Hedging equity positions via futures on the Euro STOXX Volatility index, which gauges the prices of options on euro zone blue-chips and tends to move inversely to cash equities, has cost investors dearly over the past two years.
Firstly, the VSTOXX has fallen roughly 65 percent since the Federal Reserve and the European Central Bank made plain in 2012 that they were prepared to pursue radical measures. The index has shown no sign of revival because the magnitude of swings in the Euro STOXX 50 index has been even lower than option prices imply.
Furthermore, since futures with longer-dated maturities tend be more expensive than shorter-dated ones at times of low volatility, investors would often have to stump up when selling an expiring contract to buy a new one.
To reduce this cost, some investors are buying a cheaper volatility future and selling a more expensive one, betting the latter will lose value as time passes.
“We have observed a trend for people to look for solutions that provide exposure to long volatility but minimise or reduce the cost of carrying that position,” said Ryan Rogowski, head of asset manager solutions at Societe Generale.
“Of course there’s no free lunch so ... investors must take a view.”
Similar strategies can be implemented via put options, bets the market will fall.
Some investors are taking out “put spreads”, or financing a put by selling another put with a lower strike price on the same stock, effectively betting that any fall in the share would be small.
More bearish investors are opting for financing their puts by selling a call, or bet the price will rise, on the same security, a strategy known as a “cashless collar”.
“Investors are taking down their risk positions and a cashless collar or a put spread are a way to do this without paying too much premium out of the portfolio,” said Lorne Baring, managing director of wealth management firm B Capital.
Demand for cross-asset protection has also been on the rise, with investors fearing any hint at a tightening of monetary policy would puncture the recent, twin rally in bond and stocks.
An example of these hedges, designed to protect investors against a rise in interest rates, is an option giving the holder the right to swap a fixed rate for one that tracks market prices.

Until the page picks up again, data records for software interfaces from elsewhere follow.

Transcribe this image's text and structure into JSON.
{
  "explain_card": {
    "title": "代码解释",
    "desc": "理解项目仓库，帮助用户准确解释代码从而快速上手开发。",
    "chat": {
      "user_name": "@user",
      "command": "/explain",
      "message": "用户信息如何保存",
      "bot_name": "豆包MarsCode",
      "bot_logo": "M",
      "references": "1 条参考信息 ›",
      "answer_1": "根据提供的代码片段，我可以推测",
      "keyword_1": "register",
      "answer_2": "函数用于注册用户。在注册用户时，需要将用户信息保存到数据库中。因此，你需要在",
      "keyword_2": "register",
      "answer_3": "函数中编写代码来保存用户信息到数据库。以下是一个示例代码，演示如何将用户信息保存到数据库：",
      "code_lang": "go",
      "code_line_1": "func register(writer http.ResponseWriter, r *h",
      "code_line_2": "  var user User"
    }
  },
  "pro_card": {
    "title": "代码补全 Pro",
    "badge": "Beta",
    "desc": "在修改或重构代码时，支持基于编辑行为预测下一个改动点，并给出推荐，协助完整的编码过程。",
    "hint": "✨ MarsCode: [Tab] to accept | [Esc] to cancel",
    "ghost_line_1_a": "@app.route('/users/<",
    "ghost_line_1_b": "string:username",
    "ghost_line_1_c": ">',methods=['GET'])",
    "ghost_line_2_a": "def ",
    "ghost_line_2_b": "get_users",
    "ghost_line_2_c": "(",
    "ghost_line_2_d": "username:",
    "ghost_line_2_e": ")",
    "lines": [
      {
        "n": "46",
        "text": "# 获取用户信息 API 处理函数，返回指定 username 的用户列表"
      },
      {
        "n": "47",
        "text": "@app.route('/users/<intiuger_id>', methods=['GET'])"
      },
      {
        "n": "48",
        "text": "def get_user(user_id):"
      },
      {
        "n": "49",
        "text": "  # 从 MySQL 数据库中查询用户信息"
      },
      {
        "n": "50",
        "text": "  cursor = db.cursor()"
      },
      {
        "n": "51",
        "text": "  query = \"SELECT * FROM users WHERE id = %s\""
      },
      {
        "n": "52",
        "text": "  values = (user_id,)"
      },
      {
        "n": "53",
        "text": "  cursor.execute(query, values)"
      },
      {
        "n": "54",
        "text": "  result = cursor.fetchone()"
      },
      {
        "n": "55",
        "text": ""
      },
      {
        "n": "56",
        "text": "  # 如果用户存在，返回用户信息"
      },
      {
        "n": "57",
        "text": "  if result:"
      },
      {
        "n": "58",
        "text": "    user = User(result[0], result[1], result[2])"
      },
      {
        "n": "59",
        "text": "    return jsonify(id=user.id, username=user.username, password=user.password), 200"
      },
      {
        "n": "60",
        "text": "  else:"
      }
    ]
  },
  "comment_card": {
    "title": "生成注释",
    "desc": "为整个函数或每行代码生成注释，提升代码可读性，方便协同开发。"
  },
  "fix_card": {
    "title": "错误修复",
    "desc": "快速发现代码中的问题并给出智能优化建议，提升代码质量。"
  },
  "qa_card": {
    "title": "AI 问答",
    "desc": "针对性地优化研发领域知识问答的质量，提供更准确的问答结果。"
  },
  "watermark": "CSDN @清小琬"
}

While buying options, however cheaply, erodes returns if stocks rise and volatility remains low, investing in strategies which are altogether uncorrelated with the market’s direction can boost a portfolio’s performance.
Such strategies include buying equity funds in which long and short positions cancel each other out, leaving the fund “market-neutral”, and arbitrage strategies, which seek to exploit unusual price moves, often using algorithms.
These strategies can, in theory, outperform at times of high volatility, where wild swings throw up buying opportunities.
“We’re looking for protection and market-neutral strategies tend to offer that,” said Oliver Wallin, investment director at Octopus Investments, a fund of funds. “I think they’ve got a really good place in well-constructed portfolios.”
Reporting by Francesco Canepa; Editing by Ruth Pitchford